The latest study is the first to compare the cognitive effects of heading to unintentional head impacts such as collisions.

For the research, 308 amateur football (soccer) players in New York City completed questionnaires detailing their recent (previous two weeks) football activity, including heading and unintentional head impacts. Participants also completed neuropsychological tests of verbal learning, verbal memory, psychomotor speed, attention and working memory. The players ranged in age from 18 to 55, and 78% were male.

Players headed the ball an average of 45 times during the two weeks covered by the questionnaire. During the same period, about one-third of the players suffered at least one unintentional head impact (e.g. kicks to the head or head-to head, head-to-ground, or head-to-goalpost collisions).

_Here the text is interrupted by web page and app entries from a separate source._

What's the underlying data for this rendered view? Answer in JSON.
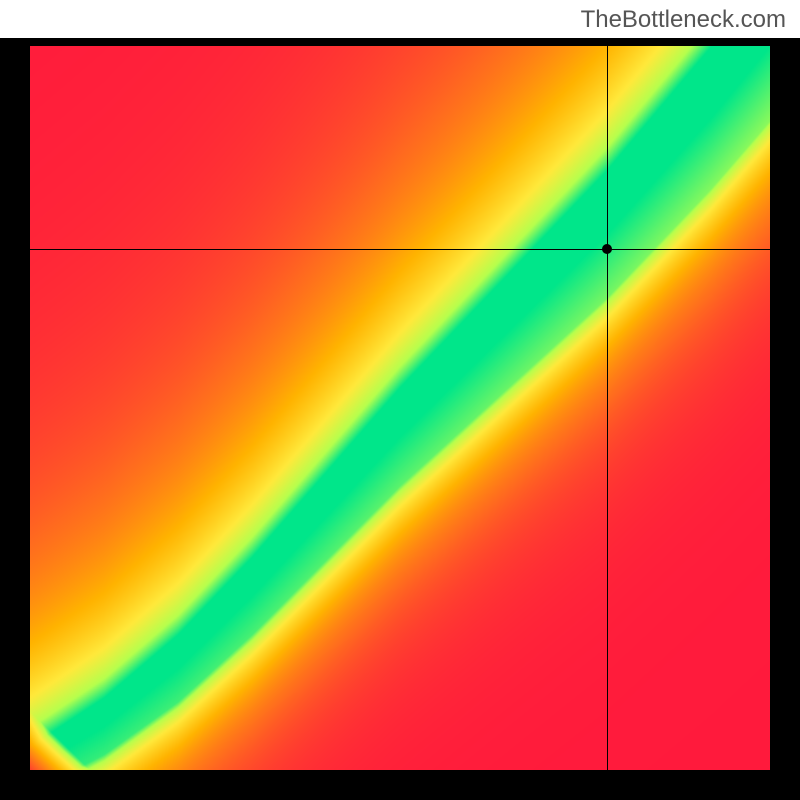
{
  "watermark": "TheBottleneck.com",
  "chart_data": {
    "type": "heatmap",
    "title": "",
    "xlabel": "",
    "ylabel": "",
    "xlim": [
      0,
      100
    ],
    "ylim": [
      0,
      100
    ],
    "crosshair": {
      "x": 78,
      "y": 72
    },
    "ridge": {
      "description": "Optimal (green) band along a super-linear curve from bottom-left to top-right; values falling away to yellow→orange→red on either side.",
      "curve_points": [
        {
          "x": 0,
          "y": 0
        },
        {
          "x": 10,
          "y": 6
        },
        {
          "x": 20,
          "y": 14
        },
        {
          "x": 30,
          "y": 24
        },
        {
          "x": 40,
          "y": 35
        },
        {
          "x": 50,
          "y": 46
        },
        {
          "x": 60,
          "y": 56
        },
        {
          "x": 70,
          "y": 66
        },
        {
          "x": 78,
          "y": 74
        },
        {
          "x": 85,
          "y": 82
        },
        {
          "x": 92,
          "y": 90
        },
        {
          "x": 100,
          "y": 100
        }
      ],
      "band_width": 8
    },
    "colorscale": [
      {
        "t": 0.0,
        "hex": "#ff1a3c"
      },
      {
        "t": 0.25,
        "hex": "#ff6a1f"
      },
      {
        "t": 0.5,
        "hex": "#ffb300"
      },
      {
        "t": 0.72,
        "hex": "#ffe93b"
      },
      {
        "t": 0.88,
        "hex": "#b6ff4d"
      },
      {
        "t": 1.0,
        "hex": "#00e68a"
      }
    ],
    "corner_colors": {
      "bottom_left": "#ff1a3c",
      "bottom_right": "#ff1a3c",
      "top_left": "#ff1a3c",
      "top_right": "#ffe93b"
    }
  }
}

Results showed that players who reported the most headings had the poorest performance on psychomotor speed and attention tasks, which are areas of functioning known to be affected by brain injury. Heading frequency also correlated with poorer performance on the working memory task, although the association was of borderline significance, the medical school reported.

In contrast, unintentional head impacts were not related to any aspect of cognitive performance.

The changes in cognitive function did not cause overt clinical impairment, the team noted. “However, we’re concerned that subtle, even transient reductions in neuropsychological function from heading could translate to microstructural changes in the brain that then lead to persistently impaired function,” Dr Lipton said. “We need a much longer-term follow-up study of more soccer players to fully address this question.”

In the meantime, he advised players to consider reducing heading during practice and football games.

The findings have been published online in Frontiers in Neurology.